“I feel like I helped to change the nature of the debate, such that the battle this summer was whether the pay increase teachers got was adequate enough,” he said. “I think that Republicans running the state government made a series of bad choices ... but at least we forced them to do something for teachers.”
If reelected, Stein said he’ll push to bring teacher pay to the national average, restore tax credits for film production and historic preservation projects, and protect the drinking water supply.
Mitchell, however, is skeptical Stein can accomplish anything as a member of the minority party. “Josh Stein is politically impotent,” he said. “We need representation that can get something done.”
Mitchell also takes issue with Stein for mulling a run for state attorney general in 2016. He says the senator is “taking all of us for granted” and attending political events outside the district.
Stein argues he can still make a difference in a Republican-dominated General Assembly. “I won’t lie and say that I always win,” he said. “If you make the case as effectively as you possibly can, sometimes you prevail.”
He did that in 2013, when the legislature passed a bill that cut the early voting period by one week as part of sweeping changes to the state’s election laws. A Stein amendment requiring precincts offer the same number of hours for early voting passed. “I think that’s a positive step for our democracy,” he said.

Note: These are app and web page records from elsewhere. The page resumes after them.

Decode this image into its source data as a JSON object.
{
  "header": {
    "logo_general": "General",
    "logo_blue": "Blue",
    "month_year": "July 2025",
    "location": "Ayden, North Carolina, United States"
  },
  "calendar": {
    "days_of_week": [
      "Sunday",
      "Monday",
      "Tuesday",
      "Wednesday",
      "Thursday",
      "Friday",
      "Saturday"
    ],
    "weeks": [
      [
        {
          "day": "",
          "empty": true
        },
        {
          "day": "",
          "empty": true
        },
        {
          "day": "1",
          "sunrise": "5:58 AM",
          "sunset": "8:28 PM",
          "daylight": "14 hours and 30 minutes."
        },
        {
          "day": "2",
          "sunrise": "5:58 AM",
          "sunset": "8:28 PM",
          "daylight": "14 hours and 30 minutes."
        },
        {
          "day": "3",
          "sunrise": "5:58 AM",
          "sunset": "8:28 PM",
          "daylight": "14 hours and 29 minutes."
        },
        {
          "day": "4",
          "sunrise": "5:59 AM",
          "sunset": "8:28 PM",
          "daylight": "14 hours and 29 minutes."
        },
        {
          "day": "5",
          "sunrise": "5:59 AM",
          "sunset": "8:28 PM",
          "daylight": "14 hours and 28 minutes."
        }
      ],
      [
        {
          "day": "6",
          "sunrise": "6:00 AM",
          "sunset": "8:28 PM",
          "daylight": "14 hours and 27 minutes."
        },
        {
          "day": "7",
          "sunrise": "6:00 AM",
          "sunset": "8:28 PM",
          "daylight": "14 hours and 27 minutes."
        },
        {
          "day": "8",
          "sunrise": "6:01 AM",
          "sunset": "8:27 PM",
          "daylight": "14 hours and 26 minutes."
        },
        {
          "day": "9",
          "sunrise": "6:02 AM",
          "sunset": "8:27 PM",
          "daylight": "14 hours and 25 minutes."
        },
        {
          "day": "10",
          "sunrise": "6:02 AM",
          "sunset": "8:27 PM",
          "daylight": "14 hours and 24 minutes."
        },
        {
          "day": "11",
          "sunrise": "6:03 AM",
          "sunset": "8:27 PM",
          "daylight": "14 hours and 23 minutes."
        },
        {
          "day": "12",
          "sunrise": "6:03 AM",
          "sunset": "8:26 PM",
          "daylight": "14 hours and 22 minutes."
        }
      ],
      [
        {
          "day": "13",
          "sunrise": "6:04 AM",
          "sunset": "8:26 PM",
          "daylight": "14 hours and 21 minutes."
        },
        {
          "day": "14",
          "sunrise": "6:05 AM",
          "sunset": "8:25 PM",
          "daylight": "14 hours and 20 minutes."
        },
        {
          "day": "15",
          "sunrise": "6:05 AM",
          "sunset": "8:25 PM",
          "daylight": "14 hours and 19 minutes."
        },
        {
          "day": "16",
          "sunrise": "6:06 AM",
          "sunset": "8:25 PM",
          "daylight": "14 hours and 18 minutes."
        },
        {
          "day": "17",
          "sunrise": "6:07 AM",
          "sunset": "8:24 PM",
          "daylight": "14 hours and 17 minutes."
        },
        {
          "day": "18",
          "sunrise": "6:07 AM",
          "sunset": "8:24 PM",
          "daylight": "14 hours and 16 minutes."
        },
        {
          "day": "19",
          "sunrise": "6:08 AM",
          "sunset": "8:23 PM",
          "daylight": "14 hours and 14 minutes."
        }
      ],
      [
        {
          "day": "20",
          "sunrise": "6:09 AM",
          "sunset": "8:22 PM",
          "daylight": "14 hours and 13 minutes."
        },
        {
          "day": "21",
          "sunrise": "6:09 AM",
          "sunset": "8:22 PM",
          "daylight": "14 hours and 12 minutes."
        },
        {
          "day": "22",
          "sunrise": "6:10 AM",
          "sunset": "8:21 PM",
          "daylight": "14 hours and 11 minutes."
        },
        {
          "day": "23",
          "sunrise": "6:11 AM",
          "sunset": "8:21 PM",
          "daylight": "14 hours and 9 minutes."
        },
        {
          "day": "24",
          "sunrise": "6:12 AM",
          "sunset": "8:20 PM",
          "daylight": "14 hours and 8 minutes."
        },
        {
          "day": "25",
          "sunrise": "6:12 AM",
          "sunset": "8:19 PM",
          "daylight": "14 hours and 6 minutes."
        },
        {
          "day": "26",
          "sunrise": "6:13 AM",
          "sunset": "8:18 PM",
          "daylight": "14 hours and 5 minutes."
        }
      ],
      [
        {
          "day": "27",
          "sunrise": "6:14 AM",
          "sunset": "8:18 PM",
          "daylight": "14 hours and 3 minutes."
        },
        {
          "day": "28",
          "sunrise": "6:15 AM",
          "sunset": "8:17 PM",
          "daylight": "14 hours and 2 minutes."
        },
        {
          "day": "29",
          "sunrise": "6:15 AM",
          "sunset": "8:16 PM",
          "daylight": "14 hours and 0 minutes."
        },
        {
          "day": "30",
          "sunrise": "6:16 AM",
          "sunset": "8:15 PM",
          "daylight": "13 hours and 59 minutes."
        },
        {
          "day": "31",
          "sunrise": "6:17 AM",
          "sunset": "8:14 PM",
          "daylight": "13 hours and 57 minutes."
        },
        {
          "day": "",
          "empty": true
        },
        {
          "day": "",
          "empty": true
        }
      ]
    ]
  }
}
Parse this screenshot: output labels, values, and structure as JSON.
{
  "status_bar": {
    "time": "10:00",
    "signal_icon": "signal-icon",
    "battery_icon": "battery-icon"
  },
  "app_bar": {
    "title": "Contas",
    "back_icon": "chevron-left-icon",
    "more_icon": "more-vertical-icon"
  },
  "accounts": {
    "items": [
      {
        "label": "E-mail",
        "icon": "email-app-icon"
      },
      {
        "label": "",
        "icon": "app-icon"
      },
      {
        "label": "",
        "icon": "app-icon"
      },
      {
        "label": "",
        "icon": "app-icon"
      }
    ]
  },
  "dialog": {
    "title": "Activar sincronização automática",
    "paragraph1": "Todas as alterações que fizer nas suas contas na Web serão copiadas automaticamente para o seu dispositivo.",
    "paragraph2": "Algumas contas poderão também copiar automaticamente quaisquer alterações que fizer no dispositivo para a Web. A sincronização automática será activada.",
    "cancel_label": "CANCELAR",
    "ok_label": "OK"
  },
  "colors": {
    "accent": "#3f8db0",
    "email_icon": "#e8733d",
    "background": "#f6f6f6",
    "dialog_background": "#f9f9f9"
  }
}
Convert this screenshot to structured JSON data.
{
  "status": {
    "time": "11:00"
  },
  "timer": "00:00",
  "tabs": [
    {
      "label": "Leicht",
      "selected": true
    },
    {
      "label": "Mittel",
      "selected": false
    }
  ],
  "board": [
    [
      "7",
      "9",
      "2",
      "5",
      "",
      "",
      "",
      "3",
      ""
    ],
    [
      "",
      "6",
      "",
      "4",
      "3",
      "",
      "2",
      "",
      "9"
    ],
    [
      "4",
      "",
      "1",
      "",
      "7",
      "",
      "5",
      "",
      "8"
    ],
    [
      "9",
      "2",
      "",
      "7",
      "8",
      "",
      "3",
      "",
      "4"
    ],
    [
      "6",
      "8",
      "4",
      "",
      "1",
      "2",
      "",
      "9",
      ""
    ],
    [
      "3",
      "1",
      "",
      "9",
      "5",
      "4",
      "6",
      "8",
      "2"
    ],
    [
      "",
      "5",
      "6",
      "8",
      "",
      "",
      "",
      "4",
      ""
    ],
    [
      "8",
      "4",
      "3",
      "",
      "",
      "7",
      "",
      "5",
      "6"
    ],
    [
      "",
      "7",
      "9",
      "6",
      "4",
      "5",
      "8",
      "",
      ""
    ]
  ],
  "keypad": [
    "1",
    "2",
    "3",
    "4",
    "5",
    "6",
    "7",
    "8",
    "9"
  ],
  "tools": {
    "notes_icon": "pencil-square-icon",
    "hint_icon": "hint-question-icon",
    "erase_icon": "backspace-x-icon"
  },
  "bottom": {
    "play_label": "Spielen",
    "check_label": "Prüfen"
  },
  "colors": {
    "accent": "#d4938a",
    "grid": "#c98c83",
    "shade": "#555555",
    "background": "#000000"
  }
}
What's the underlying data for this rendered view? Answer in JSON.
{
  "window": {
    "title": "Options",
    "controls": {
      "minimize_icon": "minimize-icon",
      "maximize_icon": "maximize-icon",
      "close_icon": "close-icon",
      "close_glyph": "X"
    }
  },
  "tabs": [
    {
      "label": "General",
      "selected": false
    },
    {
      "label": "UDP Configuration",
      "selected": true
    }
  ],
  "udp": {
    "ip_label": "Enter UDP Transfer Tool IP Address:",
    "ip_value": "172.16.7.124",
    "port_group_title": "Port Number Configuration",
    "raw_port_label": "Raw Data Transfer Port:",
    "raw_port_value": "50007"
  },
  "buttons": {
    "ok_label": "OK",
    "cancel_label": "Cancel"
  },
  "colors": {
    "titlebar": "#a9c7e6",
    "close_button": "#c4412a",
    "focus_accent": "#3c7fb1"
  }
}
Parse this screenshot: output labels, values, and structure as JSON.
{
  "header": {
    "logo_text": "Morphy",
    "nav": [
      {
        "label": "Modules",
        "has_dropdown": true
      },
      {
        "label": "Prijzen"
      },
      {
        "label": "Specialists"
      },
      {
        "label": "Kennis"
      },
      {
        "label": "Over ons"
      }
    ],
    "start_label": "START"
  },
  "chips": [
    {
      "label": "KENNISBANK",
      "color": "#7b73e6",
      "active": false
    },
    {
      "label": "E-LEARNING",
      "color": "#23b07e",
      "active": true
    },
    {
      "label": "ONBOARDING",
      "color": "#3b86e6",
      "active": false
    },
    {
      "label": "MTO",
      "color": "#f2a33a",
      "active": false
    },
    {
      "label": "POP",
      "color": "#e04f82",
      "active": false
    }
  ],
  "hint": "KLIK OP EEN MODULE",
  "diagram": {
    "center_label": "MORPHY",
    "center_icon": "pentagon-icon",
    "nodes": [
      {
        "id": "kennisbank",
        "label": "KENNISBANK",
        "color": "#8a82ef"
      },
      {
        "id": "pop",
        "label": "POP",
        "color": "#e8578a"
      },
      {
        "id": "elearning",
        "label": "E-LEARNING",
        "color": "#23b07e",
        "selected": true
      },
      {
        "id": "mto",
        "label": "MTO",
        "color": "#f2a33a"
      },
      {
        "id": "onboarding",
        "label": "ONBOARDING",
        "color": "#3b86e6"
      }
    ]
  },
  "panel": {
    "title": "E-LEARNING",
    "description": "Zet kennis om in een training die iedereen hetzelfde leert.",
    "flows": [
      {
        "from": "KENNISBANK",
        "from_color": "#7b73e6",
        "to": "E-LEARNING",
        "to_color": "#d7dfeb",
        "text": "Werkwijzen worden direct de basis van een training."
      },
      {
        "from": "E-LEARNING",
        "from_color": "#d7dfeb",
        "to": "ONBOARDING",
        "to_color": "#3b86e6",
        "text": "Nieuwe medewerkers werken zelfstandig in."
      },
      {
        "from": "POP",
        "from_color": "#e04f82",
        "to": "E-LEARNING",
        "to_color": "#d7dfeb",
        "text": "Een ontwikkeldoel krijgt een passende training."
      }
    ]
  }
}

Mitchell faces an uphill battle in the heavily Democratic 16th District, which stretches from Capital Boulevard west through N.C. State and northern Cary.
No one ran against Stein two years ago, and nearly 39 percent of voters are registered Democrats. Republicans, by contrast, make up 23.4 percent of the electorate. Stein also has a sizable campaign fundraising account, raising $446,000 by July 1.
Mitchell – who’d raised $22,177 by July 1 – thinks he can win by persuading unaffiliated voters, particularly college students concerned about privacy threats. He says he wants to remove a National Security Agency-funded Laboratory for Analytic Sciences from the N.C. State campus, which he calls a “spy facility.”
“If it turns out that those guys are spying on my constituents, I’m going to bounce them,” he said.
He supports fracking and “anything we can do to become energy independent so long as it’s environmentally safe and it doesn’t harm anyone in North Carolina.”
But Stein’s worried the current General Assembly isn’t doing enough to protect the environment. He voted against fracking. “I don’t think they did enough in the coal ash bill,” he said.
Mitchell has criticized Stein for promoting a bill that would have established what he calls a “transgender kindergarten curriculum.”
Stein said that characterization is an “unbelievable stretch.”
“It was a bill that requires all school systems to have an anti-bullying policy to protect all children including kids who are gay or lesbian or transgender,” Stein said. “If he thinks that’s a bad thing, then we see the world in a fundamentally different way.”
Mitchell has been called “anti-gay” because of a video he produced in 2010 supporting a Ugandan law that would impose the death penalty on homosexuals.
“What I supported was the right of Uganda to create whatever legislation it wants,” Mitchell said, adding that he doesn’t hate gay people or think they should be killed.
“I support the democratic process,” he said. “I really believe in freedom.”